____ Data excerpts

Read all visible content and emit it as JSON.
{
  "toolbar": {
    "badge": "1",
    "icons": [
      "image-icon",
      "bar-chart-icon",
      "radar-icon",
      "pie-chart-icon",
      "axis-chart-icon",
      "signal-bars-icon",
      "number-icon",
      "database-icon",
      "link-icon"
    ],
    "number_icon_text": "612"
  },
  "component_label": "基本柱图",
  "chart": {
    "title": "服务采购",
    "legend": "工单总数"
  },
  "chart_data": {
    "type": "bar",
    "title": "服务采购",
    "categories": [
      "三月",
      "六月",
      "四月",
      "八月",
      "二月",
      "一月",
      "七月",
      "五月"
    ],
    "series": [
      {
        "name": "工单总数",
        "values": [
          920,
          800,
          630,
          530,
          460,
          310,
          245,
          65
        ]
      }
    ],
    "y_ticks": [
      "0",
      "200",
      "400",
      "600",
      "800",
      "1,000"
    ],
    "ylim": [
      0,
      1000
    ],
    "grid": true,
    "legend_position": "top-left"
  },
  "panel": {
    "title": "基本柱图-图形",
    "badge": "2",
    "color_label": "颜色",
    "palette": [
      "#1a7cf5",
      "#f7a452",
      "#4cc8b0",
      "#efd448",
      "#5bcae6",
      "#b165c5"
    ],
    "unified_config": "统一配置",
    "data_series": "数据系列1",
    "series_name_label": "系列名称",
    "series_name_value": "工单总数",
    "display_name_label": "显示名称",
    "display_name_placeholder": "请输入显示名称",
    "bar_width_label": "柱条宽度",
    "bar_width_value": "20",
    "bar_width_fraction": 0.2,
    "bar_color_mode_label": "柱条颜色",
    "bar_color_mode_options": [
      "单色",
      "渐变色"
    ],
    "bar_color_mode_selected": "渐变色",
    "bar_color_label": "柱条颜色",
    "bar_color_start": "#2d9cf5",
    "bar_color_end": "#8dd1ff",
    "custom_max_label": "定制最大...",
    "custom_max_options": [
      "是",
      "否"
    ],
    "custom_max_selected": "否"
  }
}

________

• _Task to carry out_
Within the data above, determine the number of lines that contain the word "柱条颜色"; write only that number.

• _Expected output_
2